The bump in the Institute for Supply Management's services index a drew a stark contrast with the manufacturing sector, which has been in recession for months and in December hit its weakest activity in a decade.

ISM said its non-manufacturing index rose 1.1 points to 55 percent last month, surpassing economists' expectations to rise to its highest level since August. Services is by far the largest segment of the US economy, and any reading of the ISM index above 50 indicates growth.

As the 2019 holiday shopping season reached its peak, retailers reported strong activity, while the entertainment, management and health care also saw healthy growth.

But education, real estate, wholesale trade and mining, an industry which includes the oil sector, reported slowing activity.

"We've seen many of our respondents saying they're getting their year-end orders in," ISM survey chair Anthony Nieves told reporters on Tuesday.

Shoppers in New York City just before Christmas 2019
Shoppers in New York City just before Christmas 2019 GETTY IMAGES NORTH AMERICA / David Dee Delgado

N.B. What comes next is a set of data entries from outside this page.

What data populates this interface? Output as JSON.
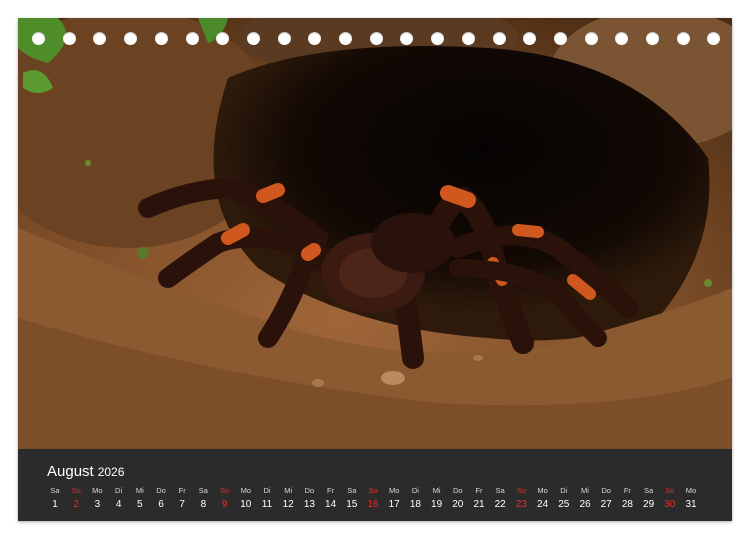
{
  "calendar": {
    "month": "August",
    "year": "2026",
    "days": [
      {
        "name": "Sa",
        "num": "1"
      },
      {
        "name": "So",
        "num": "2",
        "sunday": true
      },
      {
        "name": "Mo",
        "num": "3"
      },
      {
        "name": "Di",
        "num": "4"
      },
      {
        "name": "Mi",
        "num": "5"
      },
      {
        "name": "Do",
        "num": "6"
      },
      {
        "name": "Fr",
        "num": "7"
      },
      {
        "name": "Sa",
        "num": "8"
      },
      {
        "name": "So",
        "num": "9",
        "sunday": true
      },
      {
        "name": "Mo",
        "num": "10"
      },
      {
        "name": "Di",
        "num": "11"
      },
      {
        "name": "Mi",
        "num": "12"
      },
      {
        "name": "Do",
        "num": "13"
      },
      {
        "name": "Fr",
        "num": "14"
      },
      {
        "name": "Sa",
        "num": "15"
      },
      {
        "name": "So",
        "num": "16",
        "sunday": true
      },
      {
        "name": "Mo",
        "num": "17"
      },
      {
        "name": "Di",
        "num": "18"
      },
      {
        "name": "Mi",
        "num": "19"
      },
      {
        "name": "Do",
        "num": "20"
      },
      {
        "name": "Fr",
        "num": "21"
      },
      {
        "name": "Sa",
        "num": "22"
      },
      {
        "name": "So",
        "num": "23",
        "sunday": true
      },
      {
        "name": "Mo",
        "num": "24"
      },
      {
        "name": "Di",
        "num": "25"
      },
      {
        "name": "Mi",
        "num": "26"
      },
      {
        "name": "Do",
        "num": "27"
      },
      {
        "name": "Fr",
        "num": "28"
      },
      {
        "name": "Sa",
        "num": "29"
      },
      {
        "name": "So",
        "num": "30",
        "sunday": true
      },
      {
        "name": "Mo",
        "num": "31"
      }
    ]
  },
  "binding": {
    "ring_count": 23
  },
  "colors": {
    "sunday": "#e03030",
    "weekday": "#ffffff",
    "band": "#2b2b2b"
  }
}
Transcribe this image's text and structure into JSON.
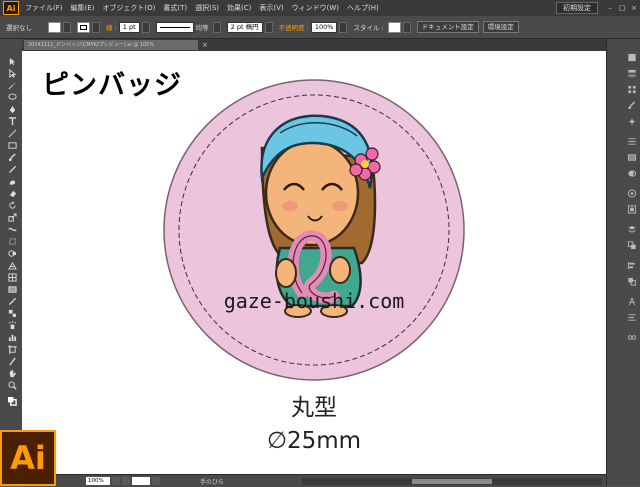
{
  "app": {
    "logo_text": "Ai",
    "menu": [
      "ファイル(F)",
      "編集(E)",
      "オブジェクト(O)",
      "書式(T)",
      "選択(S)",
      "効果(C)",
      "表示(V)",
      "ウィンドウ(W)",
      "ヘルプ(H)"
    ],
    "workspace": "初期設定"
  },
  "controlbar": {
    "selection_label": "選択なし",
    "stroke_label": "線 :",
    "stroke_width": "1 pt",
    "line_style": "均等",
    "brush": "2 pt 楕円",
    "opacity_label": "不透明度 :",
    "opacity_value": "100%",
    "style_label": "スタイル :",
    "doc_settings_button": "ドキュメント設定",
    "env_settings_button": "環境設定"
  },
  "document": {
    "tab_title": "20141111_ピンバッジ(CMYK/プレビュー).ai @ 100%",
    "title": "ピンバッジ",
    "domain": "gaze-boushi.com",
    "shape_name": "丸型",
    "size": "∅25mm"
  },
  "statusbar": {
    "zoom": "100%",
    "tool_name": "手のひら"
  },
  "colors": {
    "badge_fill": "#ecc4dc",
    "accent": "#ff9a00",
    "panel_bg": "#4a4a4a"
  },
  "icons": {
    "logo": "illustrator-logo-icon"
  }
}
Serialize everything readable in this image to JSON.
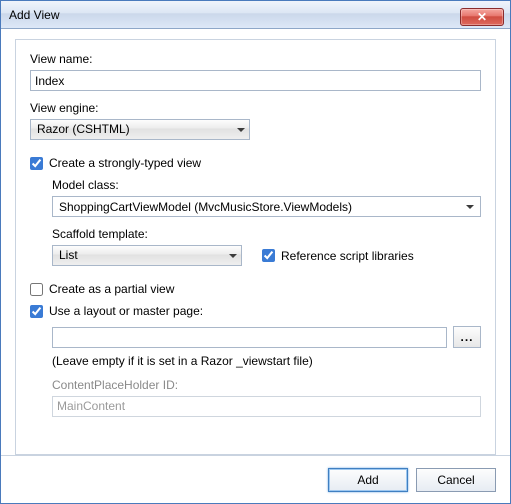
{
  "window": {
    "title": "Add View"
  },
  "viewName": {
    "label": "View name:",
    "value": "Index"
  },
  "viewEngine": {
    "label": "View engine:",
    "value": "Razor (CSHTML)"
  },
  "stronglyTyped": {
    "label": "Create a strongly-typed view",
    "checked": true,
    "modelClass": {
      "label": "Model class:",
      "value": "ShoppingCartViewModel (MvcMusicStore.ViewModels)"
    },
    "scaffold": {
      "label": "Scaffold template:",
      "value": "List"
    },
    "refScripts": {
      "label": "Reference script libraries",
      "checked": true
    }
  },
  "partial": {
    "label": "Create as a partial view",
    "checked": false
  },
  "layout": {
    "label": "Use a layout or master page:",
    "checked": true,
    "path": "",
    "browse": "...",
    "hint": "(Leave empty if it is set in a Razor _viewstart file)",
    "cph": {
      "label": "ContentPlaceHolder ID:",
      "value": "MainContent"
    }
  },
  "buttons": {
    "add": "Add",
    "cancel": "Cancel"
  },
  "closeGlyph": "✕"
}
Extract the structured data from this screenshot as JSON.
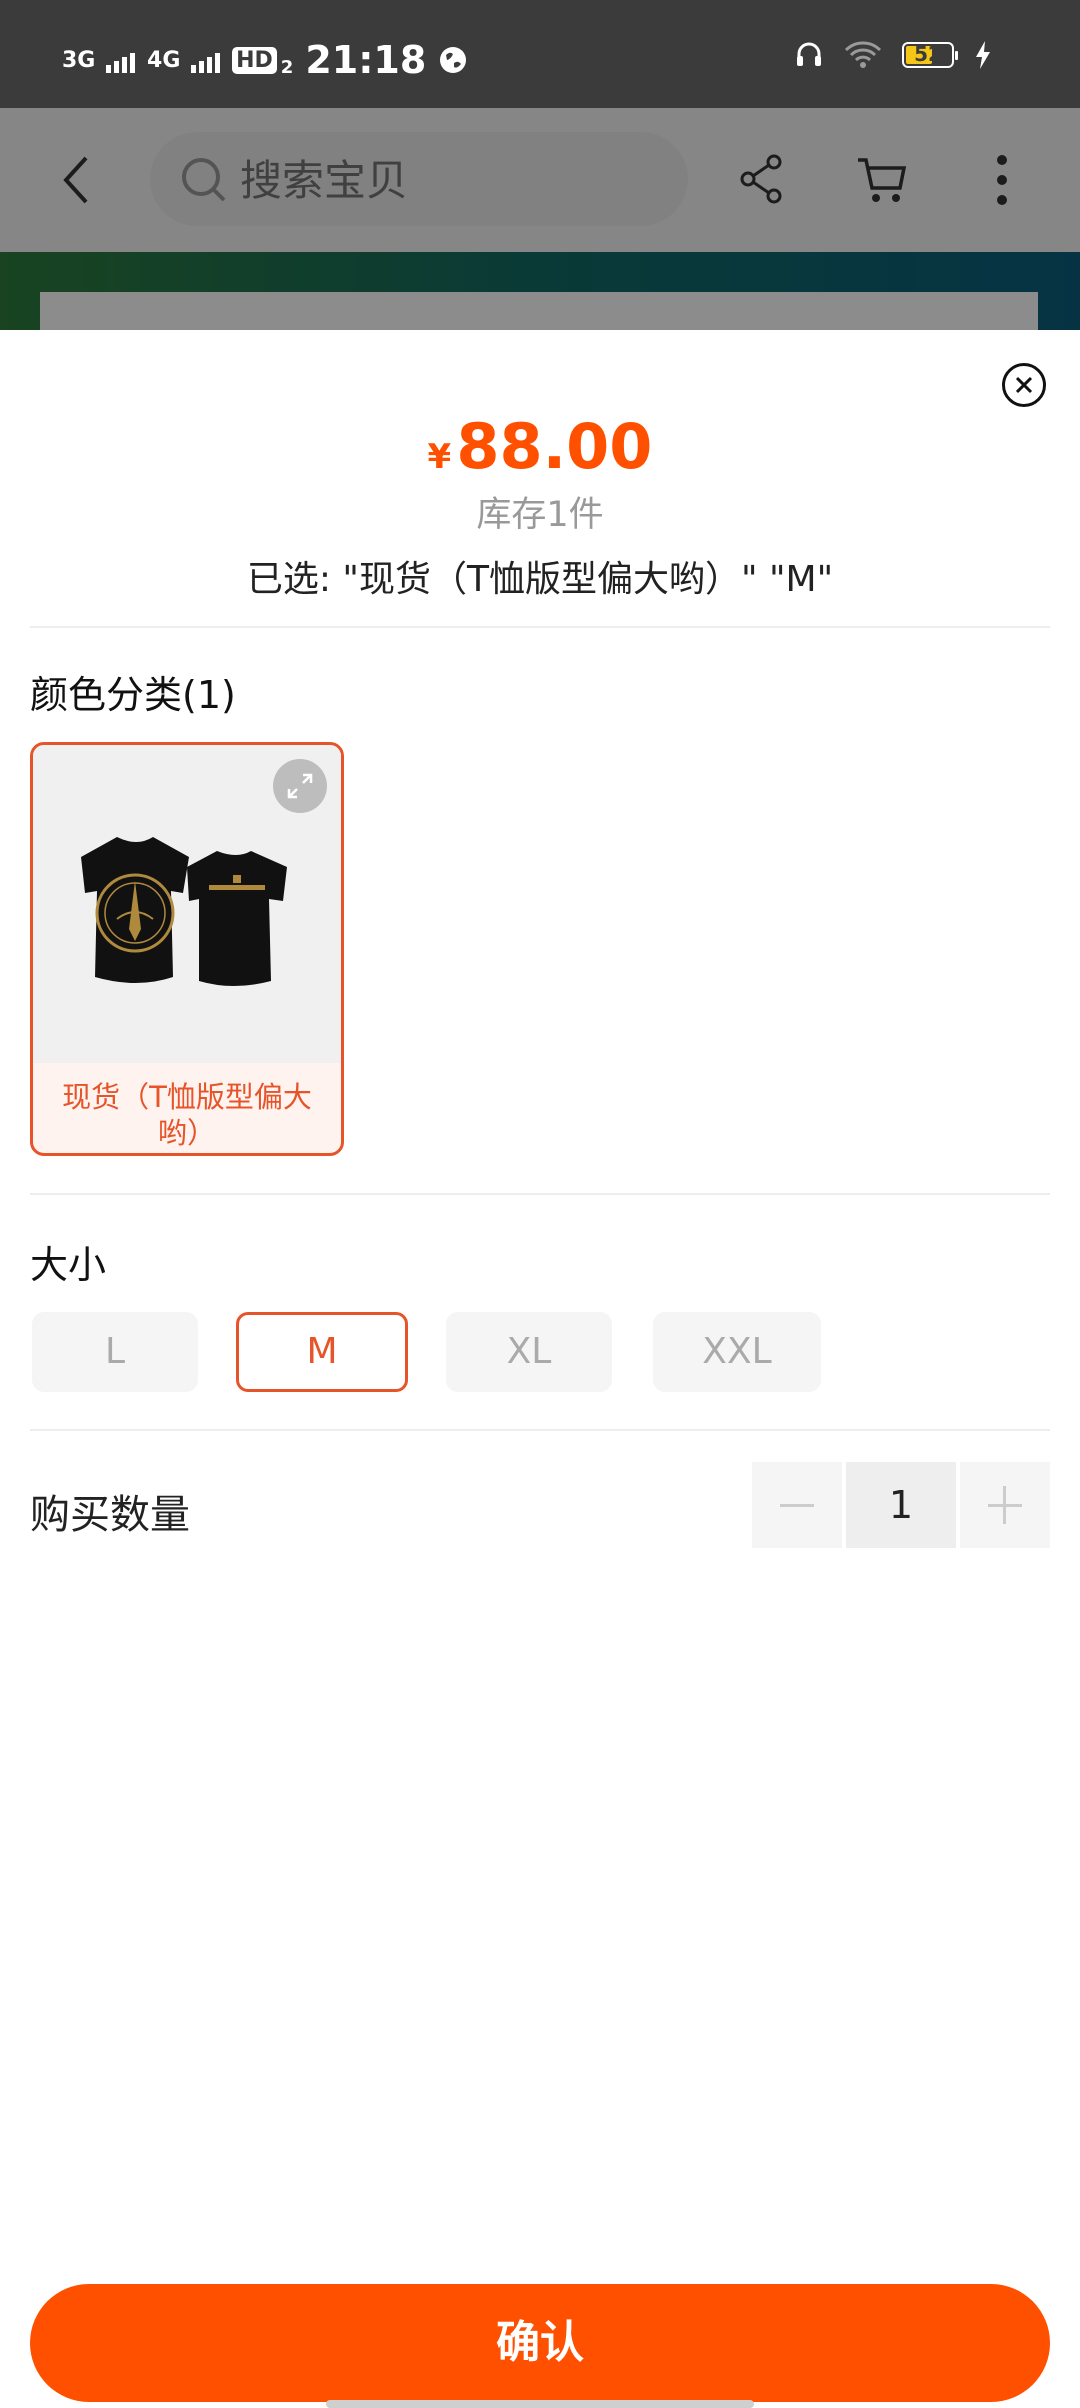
{
  "status_bar": {
    "net1": "3G",
    "net2": "4G",
    "hd": "HD",
    "hd_sub": "2",
    "time": "21:18",
    "battery_level": "52"
  },
  "header": {
    "search_placeholder": "搜索宝贝"
  },
  "sheet": {
    "currency": "¥",
    "price": "88.00",
    "stock": "库存1件",
    "selected": "已选: \"现货（T恤版型偏大哟）\" \"M\"",
    "color_section_title": "颜色分类(1)",
    "color_options": [
      {
        "label": "现货（T恤版型偏大哟）",
        "selected": true
      }
    ],
    "size_section_title": "大小",
    "sizes": [
      {
        "label": "L",
        "selected": false
      },
      {
        "label": "M",
        "selected": true
      },
      {
        "label": "XL",
        "selected": false
      },
      {
        "label": "XXL",
        "selected": false
      }
    ],
    "quantity_label": "购买数量",
    "quantity": "1",
    "confirm_label": "确认"
  },
  "colors": {
    "accent": "#ff5000",
    "selected_border": "#e8542a"
  }
}
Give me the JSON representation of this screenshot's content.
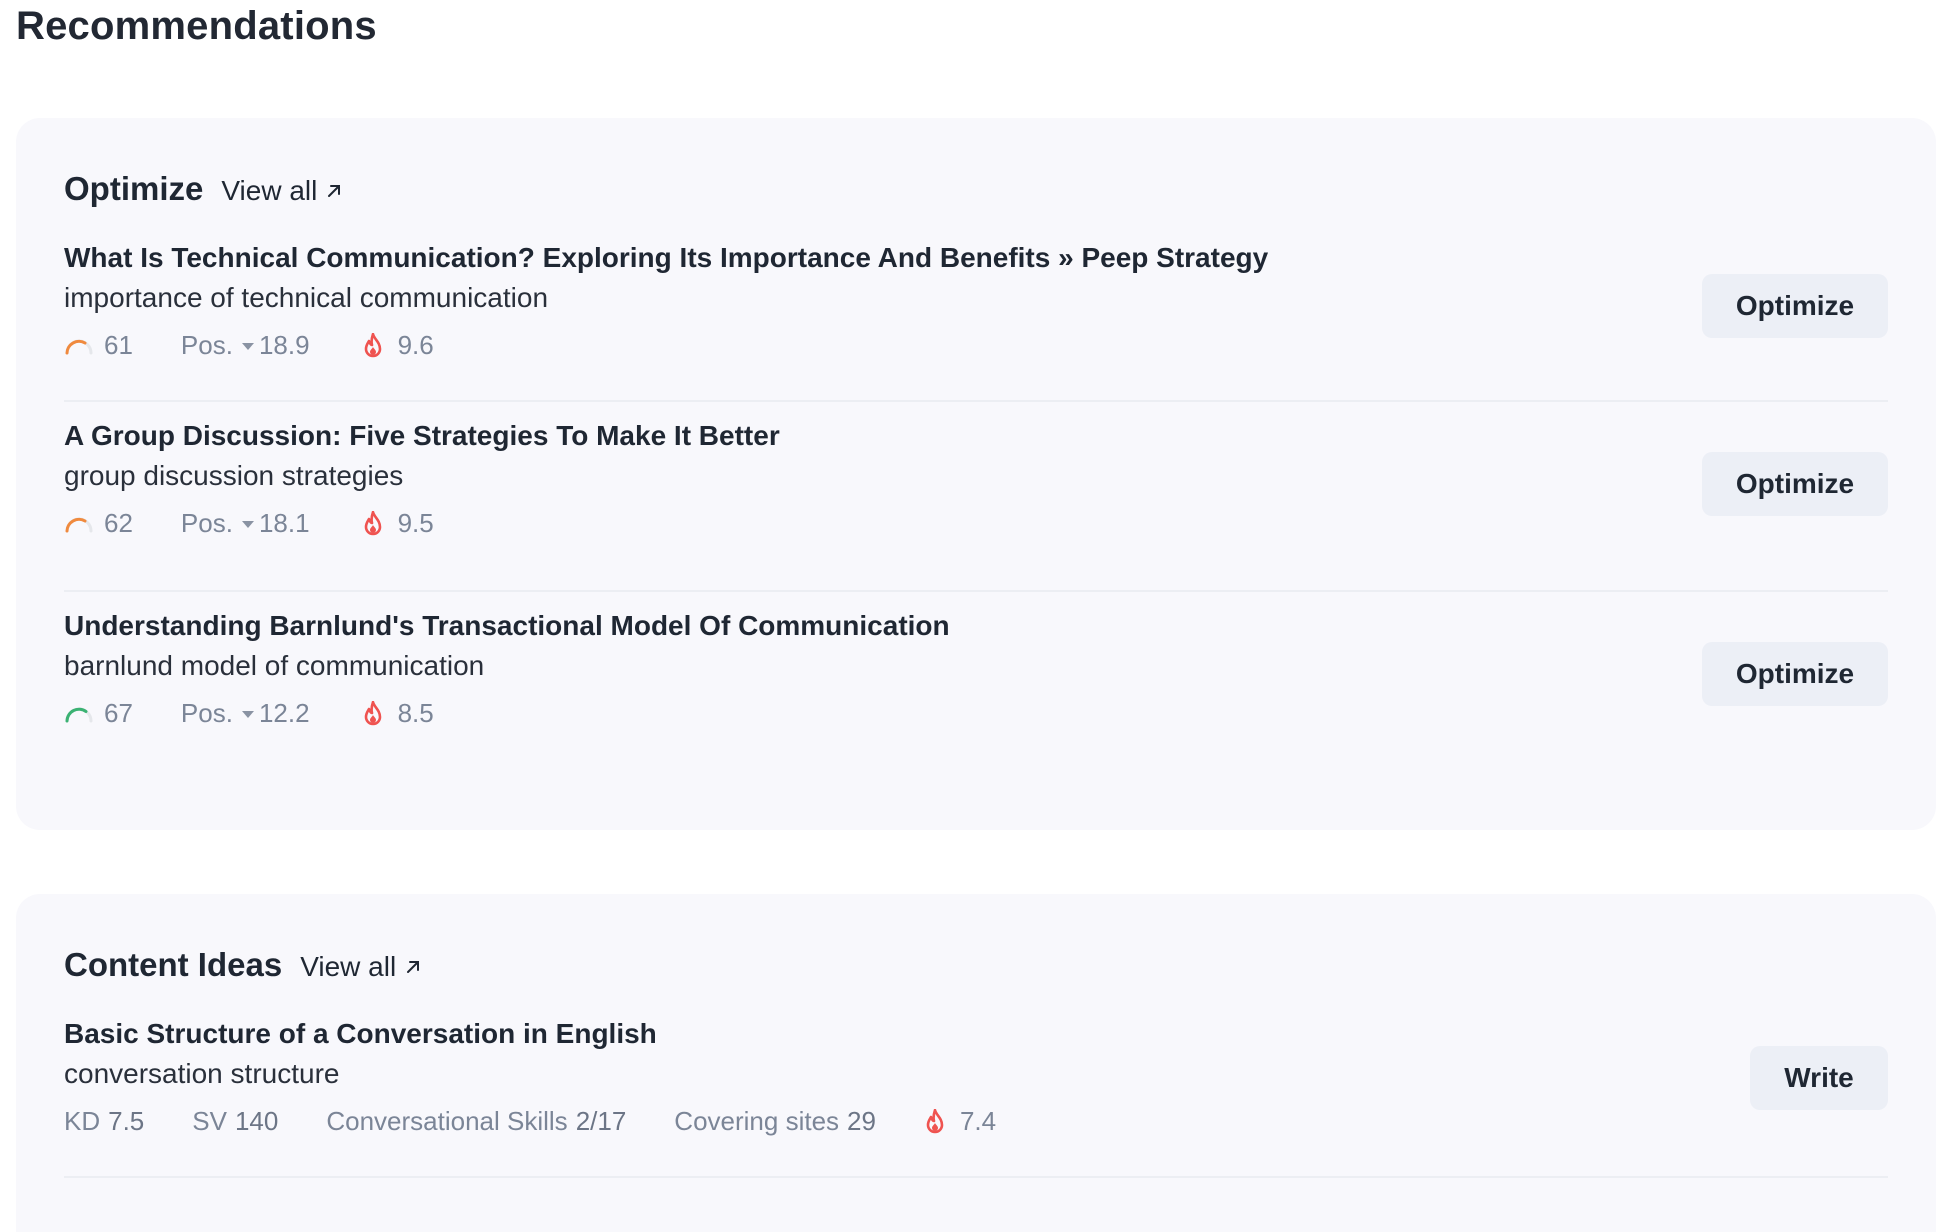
{
  "page": {
    "title": "Recommendations"
  },
  "optimize": {
    "title": "Optimize",
    "view_all": "View all",
    "items": [
      {
        "title": "What Is Technical Communication? Exploring Its Importance And Benefits » Peep Strategy",
        "keyword": "importance of technical communication",
        "score": "61",
        "pos_label": "Pos.",
        "pos_value": "18.9",
        "heat": "9.6",
        "gauge_color": "#f08a3e",
        "button": "Optimize"
      },
      {
        "title": "A Group Discussion: Five Strategies To Make It Better",
        "keyword": "group discussion strategies",
        "score": "62",
        "pos_label": "Pos.",
        "pos_value": "18.1",
        "heat": "9.5",
        "gauge_color": "#f08a3e",
        "button": "Optimize"
      },
      {
        "title": "Understanding Barnlund's Transactional Model Of Communication",
        "keyword": "barnlund model of communication",
        "score": "67",
        "pos_label": "Pos.",
        "pos_value": "12.2",
        "heat": "8.5",
        "gauge_color": "#3bb273",
        "button": "Optimize"
      }
    ]
  },
  "content_ideas": {
    "title": "Content Ideas",
    "view_all": "View all",
    "items": [
      {
        "title": "Basic Structure of a Conversation in English",
        "keyword": "conversation structure",
        "kd_label": "KD",
        "kd_value": "7.5",
        "sv_label": "SV",
        "sv_value": "140",
        "topic_label": "Conversational Skills",
        "topic_value": "2/17",
        "covering_label": "Covering sites",
        "covering_value": "29",
        "heat": "7.4",
        "button": "Write"
      }
    ]
  },
  "colors": {
    "fire": "#ef5350",
    "card_bg": "#f8f8fc",
    "button_bg": "#eceff6"
  }
}
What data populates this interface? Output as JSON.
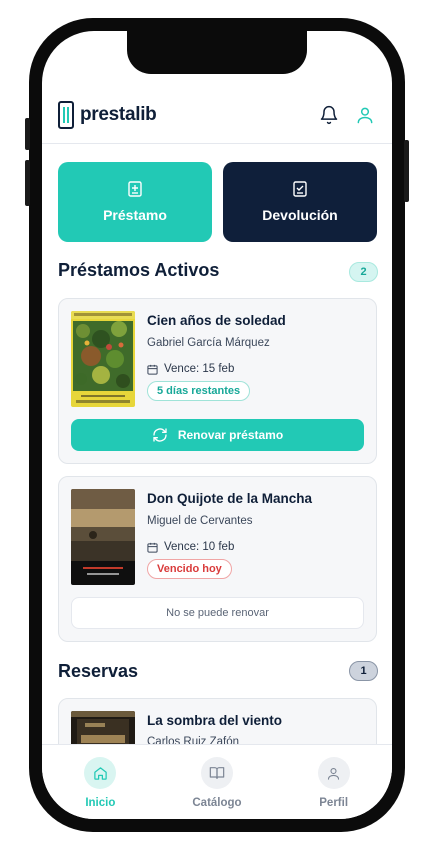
{
  "app": {
    "name": "prestalib"
  },
  "actions": {
    "loan_label": "Préstamo",
    "return_label": "Devolución"
  },
  "active_loans": {
    "title": "Préstamos Activos",
    "count": "2",
    "items": [
      {
        "title": "Cien años de soledad",
        "author": "Gabriel García Márquez",
        "due": "Vence: 15 feb",
        "status": "5 días restantes",
        "action": "Renovar préstamo"
      },
      {
        "title": "Don Quijote de la Mancha",
        "author": "Miguel de Cervantes",
        "due": "Vence: 10 feb",
        "status": "Vencido hoy",
        "action": "No se puede renovar"
      }
    ]
  },
  "reservations": {
    "title": "Reservas",
    "count": "1",
    "items": [
      {
        "title": "La sombra del viento",
        "author": "Carlos Ruiz Zafón"
      }
    ]
  },
  "nav": {
    "home": "Inicio",
    "catalog": "Catálogo",
    "profile": "Perfil"
  },
  "colors": {
    "accent": "#22c9b5",
    "navy": "#0f1f3a",
    "danger": "#d93b3b"
  }
}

A spate of recent good economic news -- including a truce in the US-China trade war, reassurance from the Federal Reserve that it will not raise interest rates and continued job creation -- helped support the services sector, he said.

"As employment goes, that's how this sector goes. All that good, positive news has been helping the consumer psyche."

But the details of the survey showed the backlog of orders continued to shrink, but at a slower pace, while export orders grew, also at a slower pace, both of which could point to less robust expansion in the coming months.

Analysts at Oxford Economics said it expected "solid, albeit slower growth" in the service sector in early 2020.

"Cooler employment trends, continued cautious business investment and softer consumer spending momentum will lead to more modest domestic momentum in 2020," the firm said in a commentary.